Final Report Summary - VOTECOM (Vocal template computations in the songbird brain)

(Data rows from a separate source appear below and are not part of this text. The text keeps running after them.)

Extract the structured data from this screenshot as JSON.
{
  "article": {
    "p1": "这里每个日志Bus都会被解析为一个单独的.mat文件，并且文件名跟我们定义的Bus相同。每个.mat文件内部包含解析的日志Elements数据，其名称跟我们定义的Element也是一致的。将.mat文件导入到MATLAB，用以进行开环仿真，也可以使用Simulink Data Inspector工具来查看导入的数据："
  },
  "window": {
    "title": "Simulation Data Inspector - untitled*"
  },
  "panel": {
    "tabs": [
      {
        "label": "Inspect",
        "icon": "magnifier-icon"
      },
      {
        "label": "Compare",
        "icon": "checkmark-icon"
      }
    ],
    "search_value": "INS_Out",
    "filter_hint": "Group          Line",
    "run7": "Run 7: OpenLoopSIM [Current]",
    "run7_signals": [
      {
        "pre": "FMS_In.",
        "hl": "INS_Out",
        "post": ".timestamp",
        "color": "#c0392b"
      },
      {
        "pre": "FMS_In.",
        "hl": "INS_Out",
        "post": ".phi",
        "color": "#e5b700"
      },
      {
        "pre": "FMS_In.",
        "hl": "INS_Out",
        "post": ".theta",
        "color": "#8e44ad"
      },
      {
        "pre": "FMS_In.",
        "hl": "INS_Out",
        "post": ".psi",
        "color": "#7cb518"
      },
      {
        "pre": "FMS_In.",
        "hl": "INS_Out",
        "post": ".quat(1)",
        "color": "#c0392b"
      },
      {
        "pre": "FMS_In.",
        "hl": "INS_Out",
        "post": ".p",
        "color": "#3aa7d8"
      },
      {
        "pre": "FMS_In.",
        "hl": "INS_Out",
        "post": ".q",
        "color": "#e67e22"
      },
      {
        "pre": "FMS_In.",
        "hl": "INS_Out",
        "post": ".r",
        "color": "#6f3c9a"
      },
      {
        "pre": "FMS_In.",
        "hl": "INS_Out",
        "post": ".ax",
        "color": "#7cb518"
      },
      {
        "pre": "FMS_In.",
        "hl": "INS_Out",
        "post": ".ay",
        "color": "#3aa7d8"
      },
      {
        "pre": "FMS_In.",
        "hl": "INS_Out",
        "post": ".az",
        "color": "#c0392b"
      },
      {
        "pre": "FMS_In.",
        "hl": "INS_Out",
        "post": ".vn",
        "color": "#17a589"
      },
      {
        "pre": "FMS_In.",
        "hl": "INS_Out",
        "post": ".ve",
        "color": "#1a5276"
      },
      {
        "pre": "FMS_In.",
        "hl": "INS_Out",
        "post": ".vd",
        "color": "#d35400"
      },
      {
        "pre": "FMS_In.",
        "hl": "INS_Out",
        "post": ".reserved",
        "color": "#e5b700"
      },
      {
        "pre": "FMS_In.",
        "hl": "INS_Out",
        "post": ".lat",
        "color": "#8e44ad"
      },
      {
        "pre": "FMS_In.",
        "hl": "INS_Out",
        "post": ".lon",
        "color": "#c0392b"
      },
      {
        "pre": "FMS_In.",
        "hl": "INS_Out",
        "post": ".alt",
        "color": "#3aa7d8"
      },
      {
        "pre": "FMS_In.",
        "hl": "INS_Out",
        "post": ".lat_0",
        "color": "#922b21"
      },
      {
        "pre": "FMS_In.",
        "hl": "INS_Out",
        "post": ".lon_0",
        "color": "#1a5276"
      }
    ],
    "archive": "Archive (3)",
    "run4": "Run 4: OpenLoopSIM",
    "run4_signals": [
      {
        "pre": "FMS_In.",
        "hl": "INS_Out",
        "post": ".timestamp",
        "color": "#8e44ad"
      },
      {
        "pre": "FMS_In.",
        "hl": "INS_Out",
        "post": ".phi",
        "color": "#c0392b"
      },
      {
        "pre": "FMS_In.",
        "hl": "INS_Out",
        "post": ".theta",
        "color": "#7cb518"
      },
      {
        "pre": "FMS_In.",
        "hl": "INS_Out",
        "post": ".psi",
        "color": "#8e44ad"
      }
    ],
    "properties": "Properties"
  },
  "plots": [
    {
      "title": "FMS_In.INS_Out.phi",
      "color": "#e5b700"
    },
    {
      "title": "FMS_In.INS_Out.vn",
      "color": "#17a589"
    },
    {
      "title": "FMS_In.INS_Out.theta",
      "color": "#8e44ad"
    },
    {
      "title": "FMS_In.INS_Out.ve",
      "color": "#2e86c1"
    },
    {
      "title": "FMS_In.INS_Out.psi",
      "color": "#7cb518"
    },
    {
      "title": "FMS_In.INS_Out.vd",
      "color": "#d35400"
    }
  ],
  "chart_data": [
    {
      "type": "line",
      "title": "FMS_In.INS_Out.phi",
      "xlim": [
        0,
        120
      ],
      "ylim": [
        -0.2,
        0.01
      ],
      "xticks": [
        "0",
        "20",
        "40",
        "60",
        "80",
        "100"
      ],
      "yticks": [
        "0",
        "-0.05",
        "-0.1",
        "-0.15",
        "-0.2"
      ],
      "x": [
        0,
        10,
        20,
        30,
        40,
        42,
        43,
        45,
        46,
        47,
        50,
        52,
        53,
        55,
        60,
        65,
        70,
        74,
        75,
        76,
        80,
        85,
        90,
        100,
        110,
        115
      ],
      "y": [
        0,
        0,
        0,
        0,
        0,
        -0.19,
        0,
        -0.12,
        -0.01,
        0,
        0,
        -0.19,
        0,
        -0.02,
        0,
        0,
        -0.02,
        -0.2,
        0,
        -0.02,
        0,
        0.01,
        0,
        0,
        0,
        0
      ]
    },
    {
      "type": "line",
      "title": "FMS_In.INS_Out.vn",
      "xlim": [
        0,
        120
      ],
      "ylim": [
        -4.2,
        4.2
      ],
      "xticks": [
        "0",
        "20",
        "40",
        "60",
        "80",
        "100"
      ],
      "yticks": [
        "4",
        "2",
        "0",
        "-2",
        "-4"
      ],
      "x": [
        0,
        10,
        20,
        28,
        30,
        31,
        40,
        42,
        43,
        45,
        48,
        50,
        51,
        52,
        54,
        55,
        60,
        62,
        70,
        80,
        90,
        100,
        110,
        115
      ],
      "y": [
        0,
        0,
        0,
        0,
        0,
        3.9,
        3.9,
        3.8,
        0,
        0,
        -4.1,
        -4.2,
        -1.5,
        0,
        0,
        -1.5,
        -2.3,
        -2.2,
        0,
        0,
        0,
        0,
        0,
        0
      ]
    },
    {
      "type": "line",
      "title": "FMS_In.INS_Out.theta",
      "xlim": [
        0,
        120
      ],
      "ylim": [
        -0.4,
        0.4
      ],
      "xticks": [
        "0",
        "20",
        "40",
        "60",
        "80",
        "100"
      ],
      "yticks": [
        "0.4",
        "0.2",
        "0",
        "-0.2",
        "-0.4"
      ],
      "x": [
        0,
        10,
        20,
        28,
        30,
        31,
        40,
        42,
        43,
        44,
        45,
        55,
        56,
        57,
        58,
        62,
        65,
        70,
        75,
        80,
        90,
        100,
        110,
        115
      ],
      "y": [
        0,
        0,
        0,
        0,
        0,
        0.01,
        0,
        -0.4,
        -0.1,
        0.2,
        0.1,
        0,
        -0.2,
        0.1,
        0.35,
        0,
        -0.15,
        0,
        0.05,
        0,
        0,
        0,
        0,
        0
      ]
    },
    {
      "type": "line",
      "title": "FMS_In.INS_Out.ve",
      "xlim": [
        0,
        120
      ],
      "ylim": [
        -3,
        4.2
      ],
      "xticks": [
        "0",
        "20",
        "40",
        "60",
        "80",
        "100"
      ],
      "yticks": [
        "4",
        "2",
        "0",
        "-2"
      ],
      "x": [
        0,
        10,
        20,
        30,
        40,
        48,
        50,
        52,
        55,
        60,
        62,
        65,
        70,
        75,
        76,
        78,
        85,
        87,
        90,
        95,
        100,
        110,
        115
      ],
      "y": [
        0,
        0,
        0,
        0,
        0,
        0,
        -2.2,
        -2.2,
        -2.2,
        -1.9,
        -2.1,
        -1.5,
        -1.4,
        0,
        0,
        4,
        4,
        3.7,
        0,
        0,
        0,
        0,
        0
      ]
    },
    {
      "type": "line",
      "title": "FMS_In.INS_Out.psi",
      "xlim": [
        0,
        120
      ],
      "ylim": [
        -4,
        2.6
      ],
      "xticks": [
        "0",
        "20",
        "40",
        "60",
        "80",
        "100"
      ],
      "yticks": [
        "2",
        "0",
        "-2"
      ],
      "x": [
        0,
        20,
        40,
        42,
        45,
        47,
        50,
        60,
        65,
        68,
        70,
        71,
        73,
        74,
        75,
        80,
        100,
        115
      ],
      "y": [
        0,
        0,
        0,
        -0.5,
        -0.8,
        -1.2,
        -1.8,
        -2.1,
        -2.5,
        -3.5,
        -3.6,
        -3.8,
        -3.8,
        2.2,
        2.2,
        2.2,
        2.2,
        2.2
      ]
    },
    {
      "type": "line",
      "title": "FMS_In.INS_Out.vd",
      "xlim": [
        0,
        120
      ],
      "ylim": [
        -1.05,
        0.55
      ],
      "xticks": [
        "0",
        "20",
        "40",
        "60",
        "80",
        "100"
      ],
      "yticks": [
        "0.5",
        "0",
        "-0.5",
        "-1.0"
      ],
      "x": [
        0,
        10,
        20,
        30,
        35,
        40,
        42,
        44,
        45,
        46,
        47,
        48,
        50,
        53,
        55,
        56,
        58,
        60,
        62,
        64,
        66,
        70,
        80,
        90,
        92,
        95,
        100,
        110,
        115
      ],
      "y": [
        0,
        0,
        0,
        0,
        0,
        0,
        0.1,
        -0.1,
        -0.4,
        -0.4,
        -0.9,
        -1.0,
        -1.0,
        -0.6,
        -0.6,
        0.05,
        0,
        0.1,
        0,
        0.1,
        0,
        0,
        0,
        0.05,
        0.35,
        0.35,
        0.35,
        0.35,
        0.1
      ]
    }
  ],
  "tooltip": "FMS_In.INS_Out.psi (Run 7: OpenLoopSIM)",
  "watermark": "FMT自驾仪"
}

Young songbirds learn their songs from a tutor: they first memorize a template of tutor song and then they modify their own songs until they achieve a good match with tutor song. Elusive about this process is the neural representation of the template, as well as the manner in which juveniles use the template to evaluate their immature songs. We inspected the involvement of a higher auditory brain area in template memorization and recall. We found no role for memorization and recall in juveniles, but strong support for recall in adults, uncovering an interesting dichotomy between neural mechanisms in young and old brains. In terms of behavior, we found that juvenile zebra finches matched each of their song syllable to the most acoustically similar syllable in the template, regardless of its temporal position. Thereby, zebra finches prioritize efficient learning of syllable vocabulary at the cost of inefficient syntax learning. Computationally, zebra finches reduce the complex song-learning problem to a more tractable linear assignment problem. When this linear assignment strategy is applied to the problem of identifying related texts in a large corpus of documents, it achieves state-of-art classification performance. Overall, our work suggests that by studying song learning in birds, it is possible to improve natural language processing systems.